Personalized Hearing Care

These 4 Side Effects of Hearing Loss Will Surprise You

woman holding hand to ear

When talking about hearing loss, many people assume that the only effect of hearing loss is the loss of hearing itself. However, there are some surprising side effects of hearing loss that aren't often discussed, and they have the ability to impact most areas of life. Although you should always be sure to get your hearing tested regularly, these four side effects could be the nudge you need to ensure you book an appointment today.

Stomach Issues

One of the most surprising side effects of hearing loss is that it can impact gut health and trigger several gut issues. People with hearing loss can often have anxiety, muscle tensions and an upset stomach. When these gut issues are combined with the hearing loss itself, it can increase stress. When under stress, the gut can give signals like constipation, diarrhea and abdominal cramping. 

Over time these can lead to a permanent appearance of irritable bowel syndrome. 

Relationship Impact

When undiagnosed or untreated, hearing loss can pose some frustration for the person with hearing loss and those around them. Decreased hearing impacts the ability to communicate effectively, not only within a relationship but also in a work environment. 

Past surveys have shown that some of the issues stem from partners being unable to communicate effectively to those with hearing loss. A large percentage of men required persuasion before getting a hearing test. The longer that a person waits to get tested, the most extensive the hearing loss can be.

Often the ability to listen is called into question and ultimately leads to relationship issues. The problem was due to hearing loss rather than not listening to spouses, children and other family members. One of the most important things is to ensure that steps are taken to get a hearing test if you feel like you have hearing loss or a partner or friends expresses concerns. 

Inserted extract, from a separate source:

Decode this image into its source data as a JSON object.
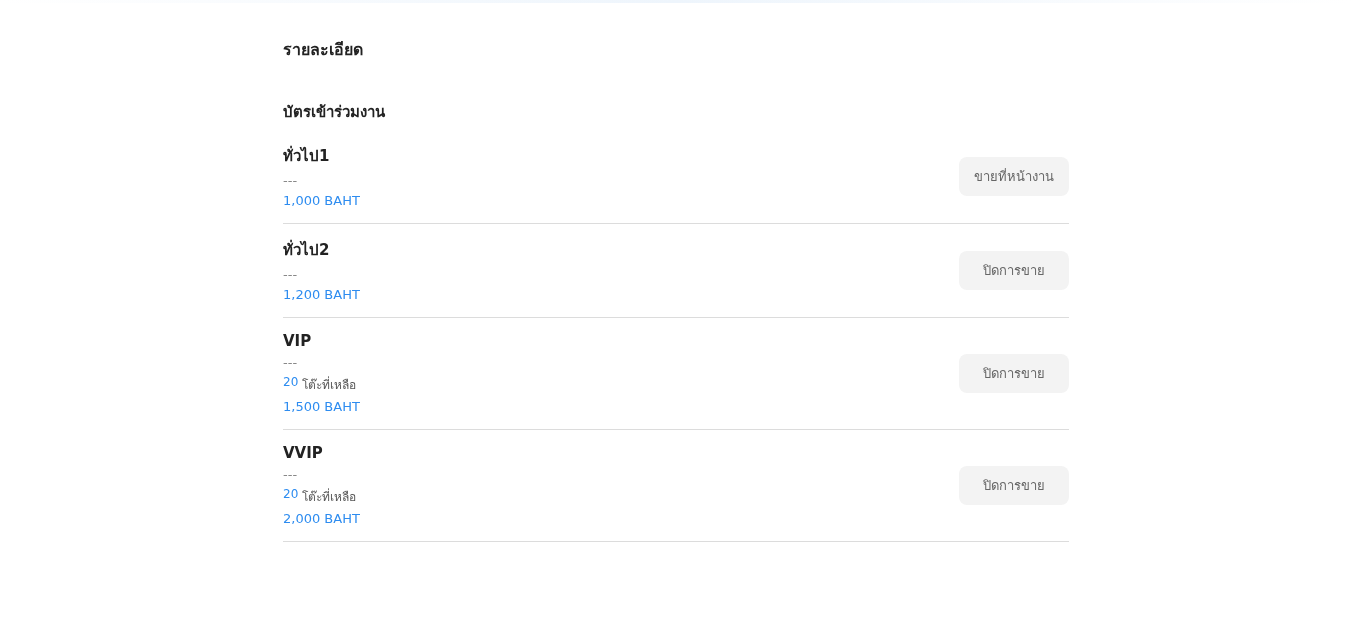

Cognitive Decline

One commonly associated side effect of hearing loss is the decline of cognitive function typically associated with age. 

Our brains spend much of their time processing everything we encounter with our senses and act as a filter. For example, if you are in a room with a noisy vent or a fan, your brain can help you filter it out, so you simply don’t hear it. Dealing with thousands of micro noises and varying volumes and pitches all day isn’t effortless. 

When a person has hearing loss, the brain still expects to hear specific noises and spends the same amount of energy looking for the noises to process them. The brain doesn’t get the quality or the quantity of the sounds expected, which can be a significant stressor for the brain. 

The stress comes from the lack of stimuli, and this is what can bring on cognitive decline and increase the risk of dementia later in life. 

The risk of cognitive decline increases as people age, and that is compounded more when hearing loss is present. Age-related hearing loss is common, but it can be treated with hearing aids and a hearing support team.

Mental Health Problems

Mental health issues can stem from many places, and hearing loss is one of them. A study looked into the connection between mental health problems and hearing loss. The study showed that as hearing loss increased, there was also an increase in the rate of depression in adults under the age of seventy – and more specifically, women. 

Since hearing loss usually declines over a number of years, it can significantly impact how people can communicate with each other. 

Untreated hearing loss has been linked to:

  • Irritability
  • Issues with focusing
  • Negative thinking
  • Social withdrawal
  • Anger 

As the difficulties in communication increase, social withdrawal and communication issues with friends and family become more prevalent. 

Leading to misunderstandings, miscommunications and missed information. As these things happen, it is more likely to lead to depression and cause stress and psychological strain. 

The ability to communicate within a learning or work environment is also impacted. This can lead to a lack of focus and the inability to complete assigned tasks and work. Over time, the performance of the person with hearing loss may begin to decline and that can impact healthy working relationships and confidence. As confidence begins to decrease, anxiety and upset creep in more often – leaving a long-lasting feeling of negativity. 

Hearing loss when left undiagnosed or untreated can lead to several surprising side effects that can have a lasting impact on other areas of life. 

If you suspect you might have noticed some hearing loss, then arrange an appointment for a chat with Lowe Audiology today; call us today at 260-222-7925.